Given the effectiveness of the Bank Recovery and Resolution Directive (BRRD) for EU member states, many issuers of structured products have now added the requisite disclosures to their offering materials and program documents.

As a reminder, the BRRD addresses the resolution of a failed bank and attempts to do so through an orderly process designed to, among other things, avoid disruption to the financial system as a whole, minimize contagion risk, protect depositors and avoid a taxpayer injection of support. In order to advance these objectives, the BRRD equips regulators with a number of prudential and supervisory tools. If a resolution authority has determined that an institution is failing or likely to fail, then the resolution authority may use its “bail-in” authority and impose losses on losses on liabilities owed by a financial institution (other than specified excluded liabilities) where such liabilities would not, by their terms, be required to absorb such losses. For example, a debt security can be converted into common equity.

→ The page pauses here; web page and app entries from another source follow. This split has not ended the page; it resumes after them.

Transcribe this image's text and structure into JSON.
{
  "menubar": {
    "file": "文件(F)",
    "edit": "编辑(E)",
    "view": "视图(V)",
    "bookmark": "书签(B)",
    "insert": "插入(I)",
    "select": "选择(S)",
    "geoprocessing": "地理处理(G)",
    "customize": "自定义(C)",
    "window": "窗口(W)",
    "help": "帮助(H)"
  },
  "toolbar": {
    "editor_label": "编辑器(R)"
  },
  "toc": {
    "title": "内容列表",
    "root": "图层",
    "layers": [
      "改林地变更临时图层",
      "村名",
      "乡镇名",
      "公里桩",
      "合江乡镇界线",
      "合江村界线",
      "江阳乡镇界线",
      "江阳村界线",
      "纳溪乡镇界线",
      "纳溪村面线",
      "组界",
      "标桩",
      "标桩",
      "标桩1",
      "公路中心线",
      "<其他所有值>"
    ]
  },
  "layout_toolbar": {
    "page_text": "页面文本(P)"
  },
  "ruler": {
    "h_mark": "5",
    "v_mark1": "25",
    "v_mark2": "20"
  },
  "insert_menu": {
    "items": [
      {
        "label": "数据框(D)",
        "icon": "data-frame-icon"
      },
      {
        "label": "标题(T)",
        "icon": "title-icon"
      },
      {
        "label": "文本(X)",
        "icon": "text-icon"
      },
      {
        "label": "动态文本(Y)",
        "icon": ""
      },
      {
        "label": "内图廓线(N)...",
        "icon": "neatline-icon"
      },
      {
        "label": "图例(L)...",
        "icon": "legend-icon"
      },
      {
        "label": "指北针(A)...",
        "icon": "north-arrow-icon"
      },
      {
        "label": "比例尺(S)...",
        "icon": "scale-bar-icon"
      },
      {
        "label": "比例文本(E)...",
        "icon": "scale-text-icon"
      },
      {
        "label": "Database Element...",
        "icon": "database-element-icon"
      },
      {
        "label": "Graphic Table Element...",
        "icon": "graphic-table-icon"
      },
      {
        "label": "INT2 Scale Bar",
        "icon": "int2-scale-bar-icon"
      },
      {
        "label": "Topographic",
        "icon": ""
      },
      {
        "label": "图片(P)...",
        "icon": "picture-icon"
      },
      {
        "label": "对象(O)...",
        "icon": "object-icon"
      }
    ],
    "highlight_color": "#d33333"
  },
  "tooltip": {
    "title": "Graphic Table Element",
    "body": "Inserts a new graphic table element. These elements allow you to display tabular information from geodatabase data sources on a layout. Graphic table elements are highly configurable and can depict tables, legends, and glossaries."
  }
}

In order to comply with the resolution regime, issuers subject to these requirements have: added prominent disclosures in their offering materials regarding the possibility of bail-in, and holders must agree to be bound by the terms of a bail-in.

The “bail-in” tool is different from and should not be confused with the requirement for certain systemically important institutions to maintain minimum levels of total loss absorbing capital, or TLAC. As discussed in our last issue of this newsletter, TLAC is intended to provide “buffer” capital for an institution such that it can withstand stress scenarios and avoid failure and resolution.